E) Virginia's 10th District is held by freshmen congresswoman, Barbara Comstock. Comstock won the seat in a squeaker, and the shifts in demographics give this seat a zero bias one way or the other. The Democratic opponent is LuAnn Bennett. She has an amazingly compelling personal story who knows the issues in the district and has the roots to give her credibility. Bye, bye Barbara. Check out her video: https://youtu.be/7vYe6FLaPk0. I did, and then I sent her a contribution.
F) Virginia's 5th District runs down the center of the commonwealth. This area is traditionally Republican territory. It is an open seat with the retirement of it's current Republican representative, Robert Hurt. The Republican vying to replace him is Tom Garrett. Garrett is a lawyer and a state Senator for the past 5 years. He is a party line conservative who is anti welfare, anti choice and anti immigration, but he would like the government to bring high speed internet to rural communities (read between the lines for yourself). His Democratic opponent is Jane Dittmar a local politician in a small county in the district. She has deep roots and is mounting a serious campaign. This one is probably my largest stretch of all of these predictions, but given Virginia's generally strong support for the Democratic ticket and the campaign support from other Democratic state office holders like Senator Warner and Governor McAuliffe--and more importantly the addition of more Democratic precincts in the redrawn congressional map. I'm gonna say, for now, too close to call.

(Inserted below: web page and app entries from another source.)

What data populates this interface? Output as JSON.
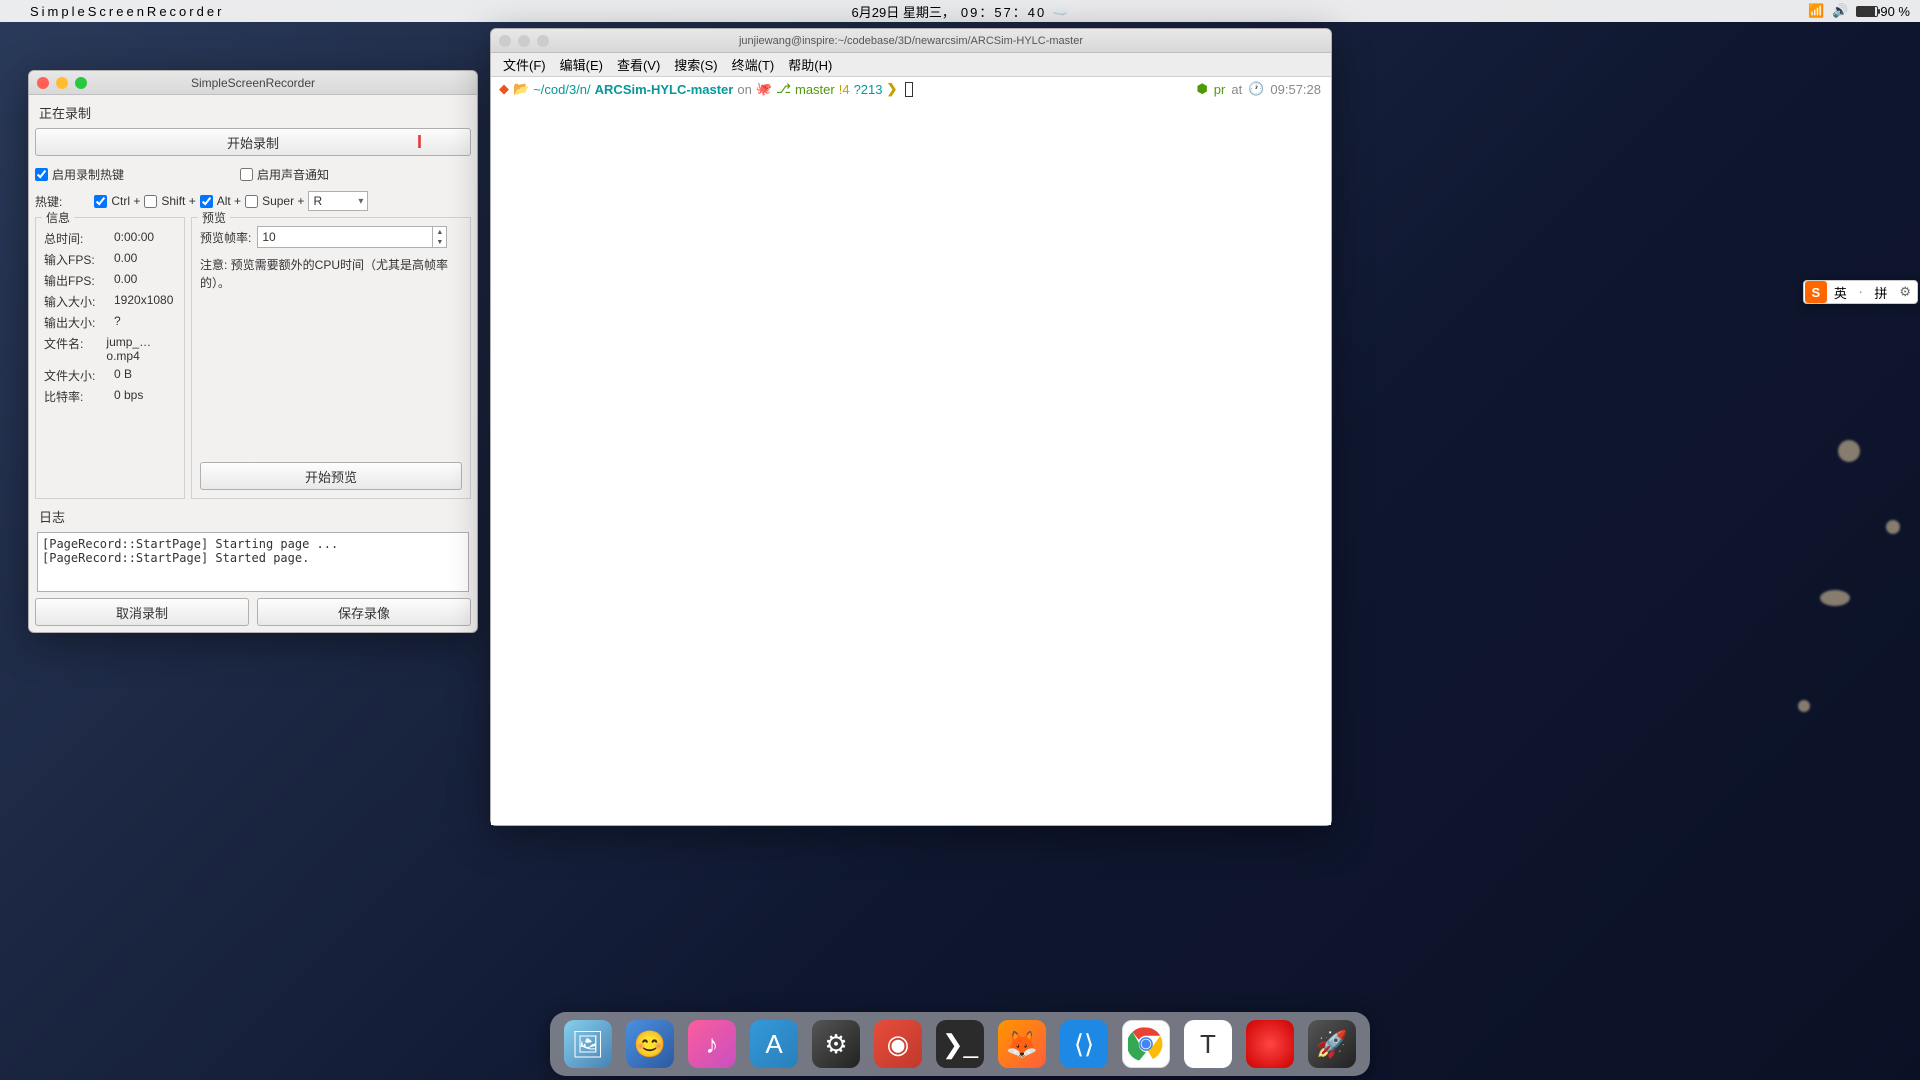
{
  "menubar": {
    "appname": "SimpleScreenRecorder",
    "date": "6月29日 星期三，",
    "time": "09：57：40",
    "battery_pct": "90 %"
  },
  "ssr": {
    "title": "SimpleScreenRecorder",
    "section_record": "正在录制",
    "start_button": "开始录制",
    "enable_hotkey": "启用录制热键",
    "enable_sound": "启用声音通知",
    "hotkey_label": "热键:",
    "mod_ctrl": "Ctrl +",
    "mod_shift": "Shift +",
    "mod_alt": "Alt +",
    "mod_super": "Super +",
    "key": "R",
    "info_title": "信息",
    "preview_title": "预览",
    "info": {
      "total_time_lbl": "总时间:",
      "total_time": "0:00:00",
      "fps_in_lbl": "输入FPS:",
      "fps_in": "0.00",
      "fps_out_lbl": "输出FPS:",
      "fps_out": "0.00",
      "size_in_lbl": "输入大小:",
      "size_in": "1920x1080",
      "size_out_lbl": "输出大小:",
      "size_out": "?",
      "filename_lbl": "文件名:",
      "filename": "jump_…o.mp4",
      "filesize_lbl": "文件大小:",
      "filesize": "0 B",
      "bitrate_lbl": "比特率:",
      "bitrate": "0 bps"
    },
    "preview_fps_lbl": "预览帧率:",
    "preview_fps": "10",
    "preview_note": "注意: 预览需要额外的CPU时间（尤其是高帧率的）。",
    "start_preview": "开始预览",
    "log_title": "日志",
    "log": "[PageRecord::StartPage] Starting page ...\n[PageRecord::StartPage] Started page.",
    "cancel": "取消录制",
    "save": "保存录像"
  },
  "terminal": {
    "title": "junjiewang@inspire:~/codebase/3D/newarcsim/ARCSim-HYLC-master",
    "menus": [
      "文件(F)",
      "编辑(E)",
      "查看(V)",
      "搜索(S)",
      "终端(T)",
      "帮助(H)"
    ],
    "path_prefix": "~/cod/3/n/",
    "path_repo": "ARCSim-HYLC-master",
    "on": "on",
    "branch": "master",
    "dirty": "!4",
    "untracked": "?213",
    "rprompt_pr": "pr",
    "rprompt_at": "at",
    "rprompt_time": "09:57:28"
  },
  "ime": {
    "lang": "英",
    "mode": "拼"
  },
  "dock": [
    "preview",
    "finder",
    "music",
    "appstore",
    "settings",
    "cloud",
    "terminal",
    "firefox",
    "vscode",
    "chrome",
    "typora",
    "record",
    "launch"
  ]
}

G) Virginia's 4th district benefits the most from the state's redrawn district map. The demographics so favor the Democrats now that the Republican incumbent chose to retire. His replacement wannabee is Mike Wade a local county sheriff. His Democratic opponent is a member of the Virginia state Senate, Donald McEachin. McEachin wins easily.
H) Virginia's 2nd district is a swing district, and it's open with the retirement of current Republican Scott Rigell. The Republican candidate is Scott Taylor. Taylor is a current state representative, former Navy SEAL, a small business owner. These credentials all carry a lot of weight in a district that encompasses all of Virginia Beach and one of the densest concentrations of military families and employees. The Democrat is Shaun Brown. Brown is a local business owner, community activist and liberal Democrat, who is probably too left of center for the majority of this district's residence. I'm calling this one for the GOP.